Chavez launches new attack on Merkel

Venezuelan President Hugo Chávez launched a fresh attack on German Chancellor Angela Merkel, saying she was "throwing stones" without any provocation.

Chavez launches new attack on Merkel
Chávez and Sócrates visit an oil field on May 14. Photo: DPA

Visiting an oil field in the central state of Guaricó with Portuguese Prime Minister José Sócrates, Chávez said he had discussed Merkel over the telephone on Wednesday with Brazilian President Luiz Inácio Lula da Silva.

“He told me he was about to receive the German chancellor. And I said, ‘Please give her my regards.’ She comes here and throws stones; I don’t know why some European heads of state come here to meet with us but start throwing stones before they even arrive,” Chávez said.

The spat between the populist Venezuelan leader and the German chancellor began over the weekend after Merkel said leftist Chávez does not speak for all of Latin America. Chávez, known for his incendiary commentary on state leaders, fired back on Sunday by calling Merkel a political descendent of Adolf Hitler.

Chávez said that Merkel, a Christian Democrat, is part of the political right wing, “the same right that supported Hitler and fascism.”

Merkel largely brushed off the comment before beginning her first state visit to Latin America on Wednesday. A spokesman said on Monday that Chávez’s remarks spoke for themselves.

The Venezuelan foreign ministry in Caracas said in a communique that the German government’s commentary was “unfriendly” and that Berlin should accord Caracas more respect and refrain from getting involved in its internal affairs.

Reuters reported that Merkel continued to avoid responding directly to Chávez on Wednesday.

“President Lula can relax; I can look after myself,” Merkel said, according to Reuters, after reporters asked whether she would ask the Brazilian president to intervene.


Germany plans return to debt-limit rules in 2023

Germany will reinstate its so-called debt brake in 2023 after suspending it for three years to cope with the impact of the coronavirus pandemic, sources in the finance ministry said Wednesday.

Germany plans return to debt-limit rules in 2023

The government will borrow 17.2 billion euros ($18.1 million) next year, adhering to the rule enshrined in the constitution that normally limits
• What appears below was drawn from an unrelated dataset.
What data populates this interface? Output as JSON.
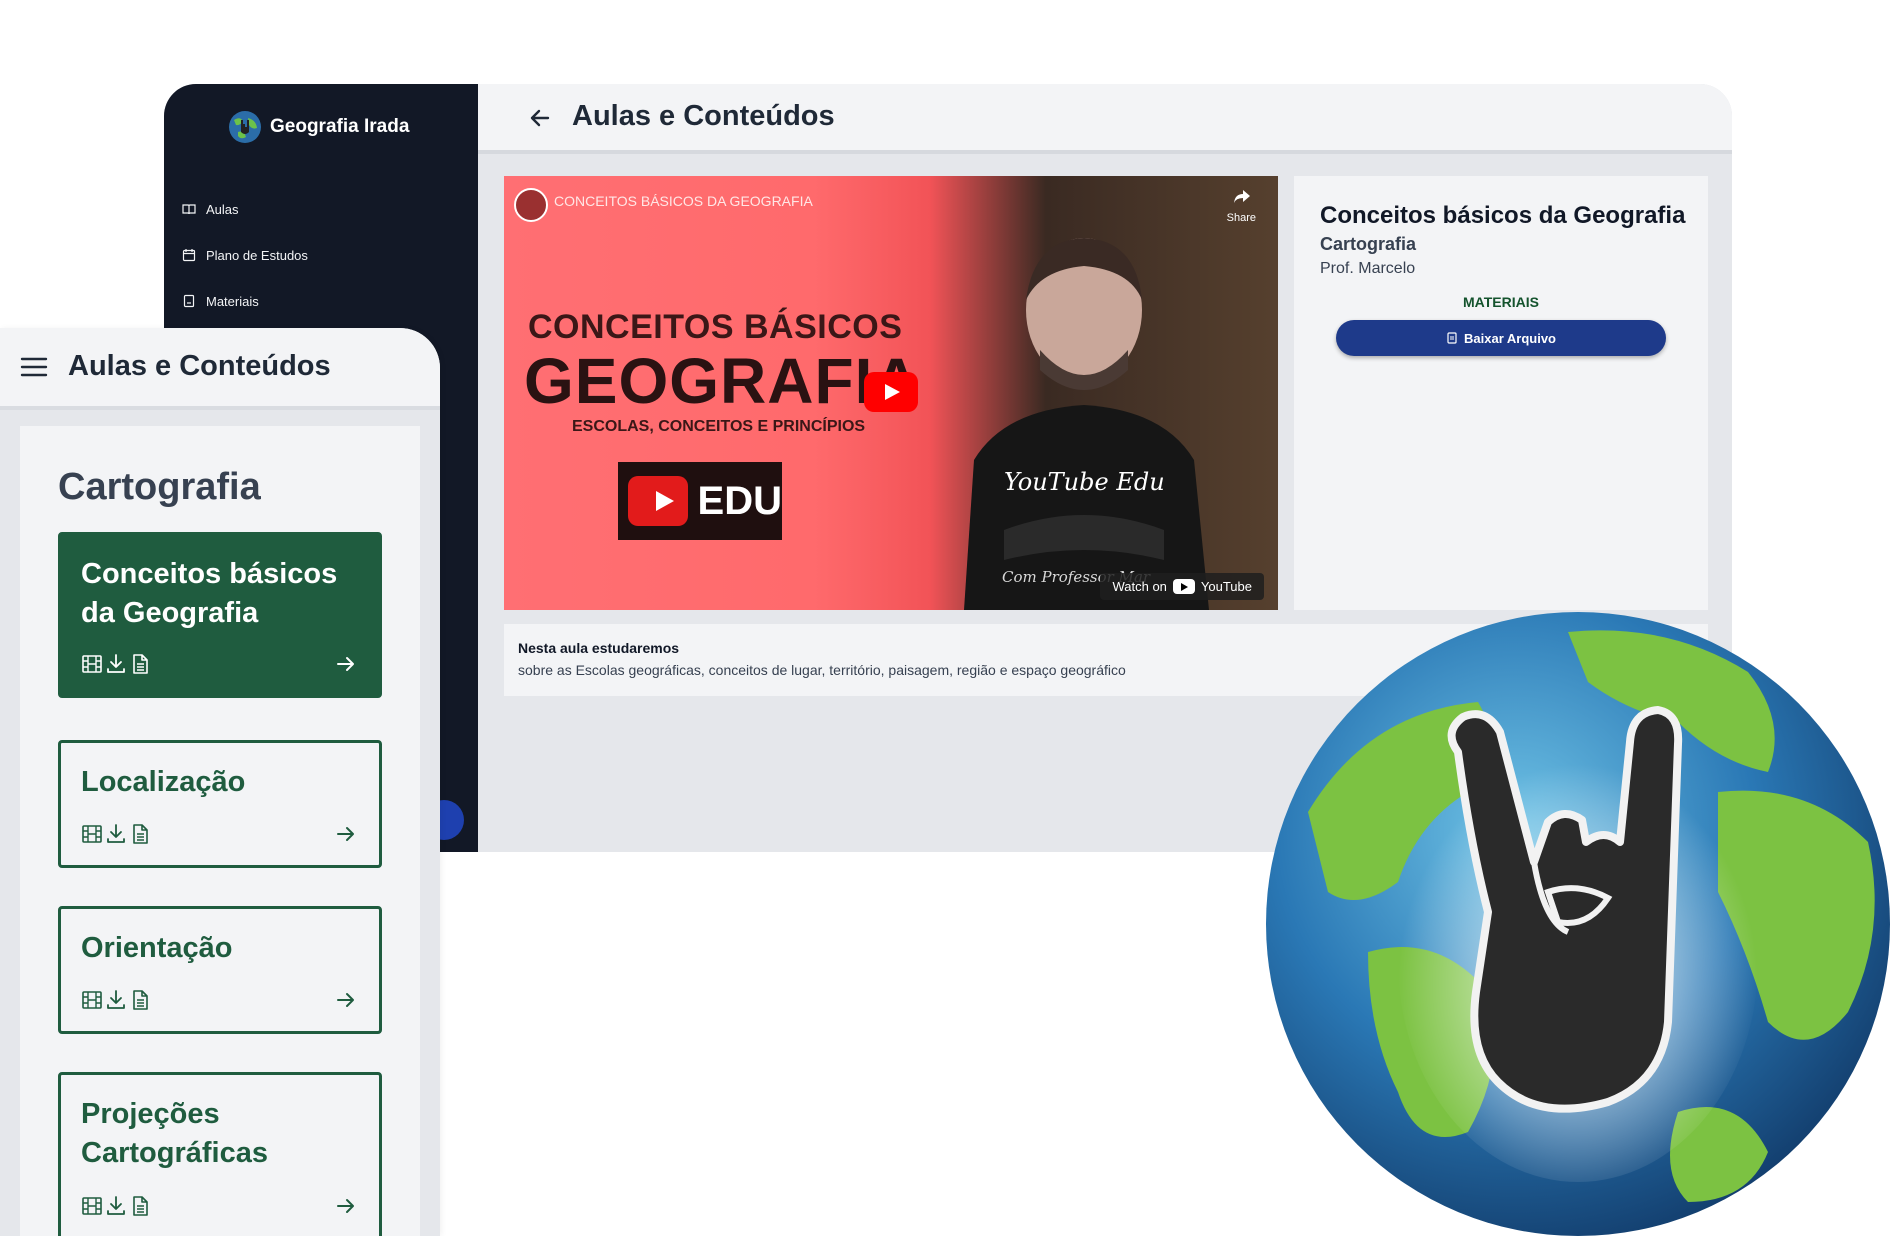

Germany’s public deficit to 0.35 percent of overall annual economic output, despite new spending as a result of Russia’s war in Ukraine, the sources said.

The new borrowing set out in a draft budget to be presented to the cabinet on Friday is almost 10 billion euros higher than a previous figure for 2023 announced in April.

However, “despite a considerable increase in costs, the debt brake will be respected,” one of the sources said.

Although Germany is traditionally a frugal nation, the government broke its own debt rules at the start of the coronavirus pandemic and unleashed vast financial aid to steer the economy through the crisis.

READ ALSO: Debt-averse Germany to take on new borrowings to soften pandemic blow

The government has this year unveiled a multi-billion-euro support package to help companies in Europe’s biggest economy weather the fallout from the Ukraine war and sanctions against Russia.

Berlin has also spent billions to diversify its energy supply to reduce its dependence on Russia, as well as investing heavily in plans to tackle climate change and push digital technology.

But despite the additional spending, Finance Minister Christian Lindner has maintained the aim to reinstate the debt brake in 2023.